Do you know how to clean a coffee maker? With vinegar.
I wasn’t aware of this until recently. Actually, until recently I had never owned a coffee maker. They intimidate me because I always put the wrong amount of coffee grounds and water in so it’s either too strong or not strong enough and never quite where it should be. There’s a metaphor in there somewhere, not that any of that matters.
It was only recently, after buying a nice little coffee maker for three dollars at a garage sale, that my mother told me how you’re supposed to clean it. You take a mixture of about one cup of vinegar for every two cups of water, pour it in the maker, add a filter, and then run the whole machine like normal. It’s a stinky process, as the strength of the vinegar smell is, well, a prominent one. So this process is a prominent one as it happens, since hot water only helps propagate the stench.
Once the vinegar water has run through and you’ve poured out the stinky concoction and everything has cooled down, you run regular water through to try and remove the vinegar, because vinegar will stink up the pot if you don’t.
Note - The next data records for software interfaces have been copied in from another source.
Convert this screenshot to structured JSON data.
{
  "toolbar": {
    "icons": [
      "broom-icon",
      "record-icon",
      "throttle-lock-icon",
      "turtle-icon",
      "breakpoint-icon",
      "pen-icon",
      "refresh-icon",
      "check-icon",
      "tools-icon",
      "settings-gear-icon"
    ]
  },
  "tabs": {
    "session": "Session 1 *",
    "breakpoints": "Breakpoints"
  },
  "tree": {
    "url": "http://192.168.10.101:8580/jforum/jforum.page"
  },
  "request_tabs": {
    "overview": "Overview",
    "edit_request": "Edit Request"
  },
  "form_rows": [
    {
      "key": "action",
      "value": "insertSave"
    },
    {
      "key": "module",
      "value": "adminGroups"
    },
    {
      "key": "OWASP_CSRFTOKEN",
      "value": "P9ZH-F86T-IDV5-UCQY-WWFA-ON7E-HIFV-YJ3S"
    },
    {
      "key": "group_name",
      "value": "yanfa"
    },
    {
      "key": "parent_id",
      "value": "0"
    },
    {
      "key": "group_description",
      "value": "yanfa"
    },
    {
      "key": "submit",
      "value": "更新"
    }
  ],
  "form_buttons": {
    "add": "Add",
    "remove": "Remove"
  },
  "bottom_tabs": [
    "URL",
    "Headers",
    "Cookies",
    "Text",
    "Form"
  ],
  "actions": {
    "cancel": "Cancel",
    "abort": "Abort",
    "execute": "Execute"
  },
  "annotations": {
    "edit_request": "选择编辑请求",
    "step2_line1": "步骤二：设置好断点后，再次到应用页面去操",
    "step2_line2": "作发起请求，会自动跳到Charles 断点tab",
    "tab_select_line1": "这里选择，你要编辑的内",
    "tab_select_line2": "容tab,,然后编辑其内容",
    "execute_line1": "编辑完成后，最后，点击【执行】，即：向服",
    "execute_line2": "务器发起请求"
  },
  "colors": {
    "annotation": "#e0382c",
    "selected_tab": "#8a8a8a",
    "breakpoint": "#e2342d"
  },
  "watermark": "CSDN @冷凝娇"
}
This is seemingly the best way to clean out the insides of the machine. The vinegar is supposed to get into the machine itself, all over the different pipes that heat the water and transfer it through the coffee grounds and into the pot. While it’s not exactly a mind-blowing machine, it’s still one with some parts in it, and that makes it hard to clean out unless you run stinky vinegar through it all.
What’s most interesting, I think, about the whole process is that it’s the normal function of the coffee maker, but with that stinky addition. There’s not a special button to switch into cleaning mode. No, it’s the normal process, with a slight chance as to what goes through the machine and therefore what the machine goes through. Instead of the welcoming smell of fresh hot coffee coming out of the machine, it’s the harsh and cruel reality of vinegar. It pumps through the normal, everyday routine of the machine; a surprising disruption from what is normal. It is different, more difficult to deal with in many ways, and perhaps most importantly, the end result is awful. The normal routine of the machine is broken and instead, its life is temporarily filled with stinky, painful, burning vinegar.
Though that isn’t the absolute end result. It’s preparing the machine for more. And not for anything particularly amazing. It won’t suddenly start producing gold when the process is done. No, it returns to coffee: normal life. It is an annoying process that cleans, preserves, and prepares the machine to continue doing what it was created to do.
There’s a metaphor in there somewhere.